Where we go from here is anybody’s guess, though it seems the fangs have been taken out of the competition between LG and the emerging Florrick Agos, perhaps clearing the way for a reunion.
In the end, we are left with Alicia’s own fantasy about that “Last Call,” with Will, having eyed the phone pictures of the family of his competing prosecutor, Matthew Goode’s D.A. Fin Polmar, just before the end, that maybe he was contemplating a bury-the-hatchet moment with her as she imagines the message: “Alicia, I’m sorry. I want what we had. I want to be with you and only you forever. Call me back please.”
It was a reunion that “The Good Wife” fans craved, and now it will forever be denied to them. Even Alicia said as much, refuting her daughter Grace’s observation he’s now in heaven. “You think God is good? I don’t find any good here,” Alicia tells her.

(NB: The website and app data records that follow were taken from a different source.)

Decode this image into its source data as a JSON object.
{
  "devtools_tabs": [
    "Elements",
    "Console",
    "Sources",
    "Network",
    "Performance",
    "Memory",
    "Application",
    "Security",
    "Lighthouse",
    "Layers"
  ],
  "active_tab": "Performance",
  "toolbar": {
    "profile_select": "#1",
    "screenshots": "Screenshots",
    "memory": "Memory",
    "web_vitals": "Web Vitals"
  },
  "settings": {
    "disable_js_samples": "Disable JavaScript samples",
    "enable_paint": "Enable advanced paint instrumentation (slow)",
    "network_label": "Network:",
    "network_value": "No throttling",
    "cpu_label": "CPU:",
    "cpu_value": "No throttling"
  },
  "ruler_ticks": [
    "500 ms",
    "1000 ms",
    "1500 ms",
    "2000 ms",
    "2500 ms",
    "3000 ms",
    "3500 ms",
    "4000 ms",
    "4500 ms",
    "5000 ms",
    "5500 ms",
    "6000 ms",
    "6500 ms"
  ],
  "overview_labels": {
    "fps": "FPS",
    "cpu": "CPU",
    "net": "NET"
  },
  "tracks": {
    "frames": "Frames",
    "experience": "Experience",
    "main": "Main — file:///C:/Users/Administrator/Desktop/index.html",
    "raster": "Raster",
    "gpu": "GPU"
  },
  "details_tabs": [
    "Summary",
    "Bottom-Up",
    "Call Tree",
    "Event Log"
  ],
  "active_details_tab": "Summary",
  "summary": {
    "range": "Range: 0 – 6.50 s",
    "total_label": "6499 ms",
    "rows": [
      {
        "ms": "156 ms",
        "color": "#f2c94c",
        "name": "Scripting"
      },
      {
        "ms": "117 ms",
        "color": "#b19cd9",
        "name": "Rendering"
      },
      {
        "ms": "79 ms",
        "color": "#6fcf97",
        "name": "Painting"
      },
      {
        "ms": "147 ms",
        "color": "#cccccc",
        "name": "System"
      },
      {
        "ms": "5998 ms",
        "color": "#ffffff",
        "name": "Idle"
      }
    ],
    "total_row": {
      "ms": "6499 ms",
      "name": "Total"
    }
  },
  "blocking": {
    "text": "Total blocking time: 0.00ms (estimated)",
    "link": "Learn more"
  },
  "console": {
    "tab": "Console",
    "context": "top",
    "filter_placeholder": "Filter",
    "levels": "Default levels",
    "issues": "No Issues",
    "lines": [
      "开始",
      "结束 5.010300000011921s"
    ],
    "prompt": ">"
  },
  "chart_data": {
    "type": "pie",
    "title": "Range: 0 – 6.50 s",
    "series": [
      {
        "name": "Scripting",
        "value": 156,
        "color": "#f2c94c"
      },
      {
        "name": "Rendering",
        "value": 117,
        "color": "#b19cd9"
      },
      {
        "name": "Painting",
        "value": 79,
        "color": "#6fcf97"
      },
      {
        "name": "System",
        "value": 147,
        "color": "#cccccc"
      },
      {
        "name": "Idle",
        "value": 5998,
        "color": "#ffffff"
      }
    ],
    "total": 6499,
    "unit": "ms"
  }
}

Unless you count Josh Charles’ suddenly red-hot post-“Good Wife” acting career, that is. And, except for the occasional flashback, that’s all you’re going to see of him on this show moving forward.